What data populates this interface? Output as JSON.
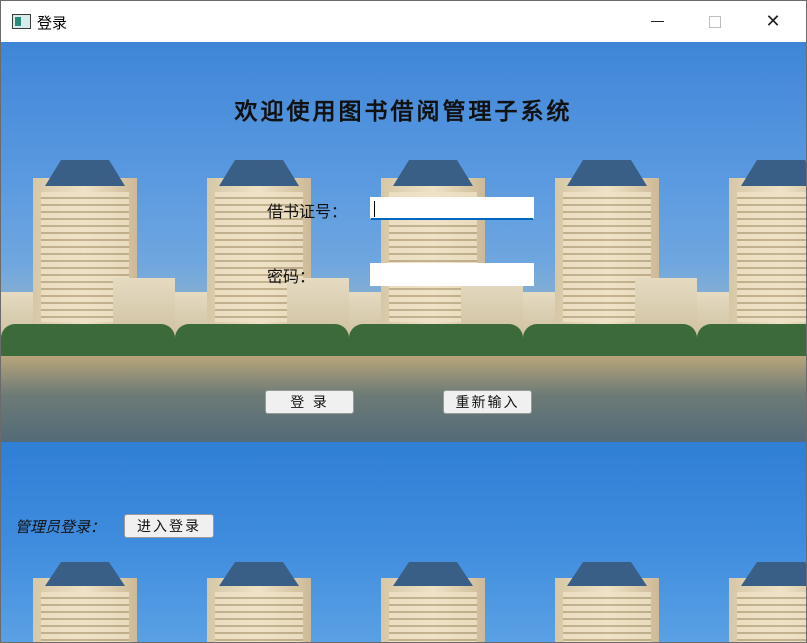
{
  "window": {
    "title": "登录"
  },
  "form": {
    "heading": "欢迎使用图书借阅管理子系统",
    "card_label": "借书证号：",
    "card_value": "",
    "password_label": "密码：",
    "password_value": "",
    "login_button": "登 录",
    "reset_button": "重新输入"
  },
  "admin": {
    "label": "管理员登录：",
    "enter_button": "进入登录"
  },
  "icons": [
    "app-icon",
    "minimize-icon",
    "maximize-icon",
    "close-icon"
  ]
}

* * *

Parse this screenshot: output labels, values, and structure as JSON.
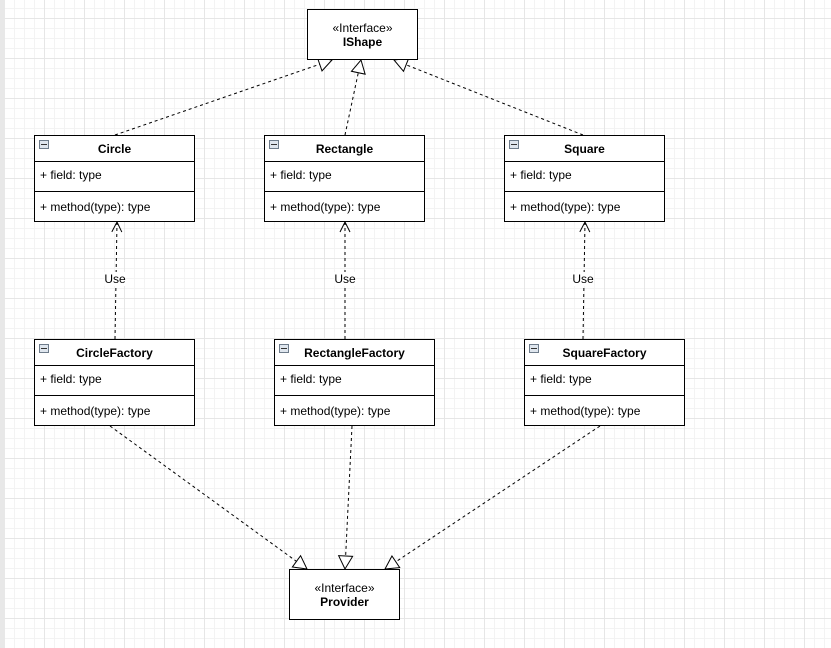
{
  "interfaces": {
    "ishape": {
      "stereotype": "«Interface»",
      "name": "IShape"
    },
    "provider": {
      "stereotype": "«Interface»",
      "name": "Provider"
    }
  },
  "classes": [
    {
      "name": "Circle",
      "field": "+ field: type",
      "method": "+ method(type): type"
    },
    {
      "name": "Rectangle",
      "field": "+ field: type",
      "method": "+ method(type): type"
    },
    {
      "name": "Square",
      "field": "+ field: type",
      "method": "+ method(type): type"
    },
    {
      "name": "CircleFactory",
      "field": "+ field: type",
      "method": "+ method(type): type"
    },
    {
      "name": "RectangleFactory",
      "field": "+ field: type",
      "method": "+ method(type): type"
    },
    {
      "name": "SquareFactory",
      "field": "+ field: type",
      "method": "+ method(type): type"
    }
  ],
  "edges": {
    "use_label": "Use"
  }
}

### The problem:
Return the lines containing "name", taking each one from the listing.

### Task answer:
      "name": "IShape"
      "name": "Provider"
      "name": "Circle",
      "name": "Rectangle",
      "name": "Square",
      "name": "CircleFactory",
      "name": "RectangleFactory",
      "name": "SquareFactory",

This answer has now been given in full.